Wool Carting

From Waler Data Base @FaceBook. Image: ‘Horse team hauling wool – Warialda, NSW.’ State Library NSW

They said “Australia rides on the sheep’s back” but they forgot everything depended on the horse, including moving wool to sell. The horse market was giant too.

Loaded Table Top Wool Wagon

Some wool wagons had a short trip to town, to the railways or merchant store. Others spent days on the road and were accompanied by a cook in his little covered wagon, with swags for the horsemen and supplies.

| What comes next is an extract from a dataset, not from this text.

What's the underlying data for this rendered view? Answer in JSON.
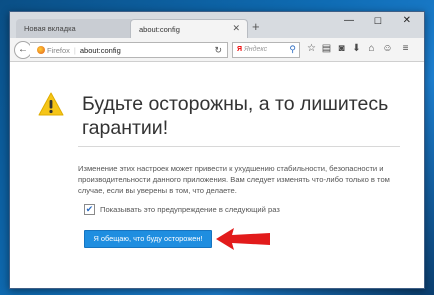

Camels, donkeys, bullocks and mules also pulled our wool wagons. Just as those animals did not need reins – going on voice commands – so often did the horses of wool bale teams, the teamster often riding beside them on another horse or walking beside them, reins hooked to the harness.

Image: Table Top Wool Wagon. State Library of QLD.

Loading the bales was a huge task. Several ingenious methods were employed (some in photos). There was of course still a lot of hard work involved. Unloading was faster, rolling the bales down a gangway, and often the horses would pull up right beside a flat bed railway truck to be loaded directly on.

One of the biggest problems was getting bogged (usually in sand, in the black soil, sometimes mud) – as all that weight was concentrated on slim wheel rims which sunk easily. Another problem was the top-heavy wagon tipping over if the going was uneven, or one side of the wagon sank, or a turn was taken too sharply. The bales were always tied on exceedingly well, so the loaded wagon could be righted or pulled out intact. It was only unloaded in extreme circumstances, as there was no loading gear out on the road. The horsemen were very skilled. They always stopped to help each other.

Images (left to right): Capsized loaded wool wagon, Blackall, Queensland. State Library QLD

Horse drawn wool wagon, Barcaldine, Queensland, ca. 1905. State Library QLD

Horses Pulling a Wagon Laden With Wool Bales on ‘Portland Downs’ Station, Isisford District, Queensland, circa 1915. Museums Victoria

Righting a capsized wool wagon from Tuppal – Tamararg. State Library NSW.

Unloading horse drawn wool wagon at Quirindi Railway Station – Quirindi, NSW. State Library NSW

Horse drawn wagon loaded with bales of wool, Canowie Station, South Australia, approx. 1878.’ National Archives Australia

Posted by Enoch Waler

Waler gelding purpose bred to help educate and advocate for Walers, in person and via Facebook and Instagram.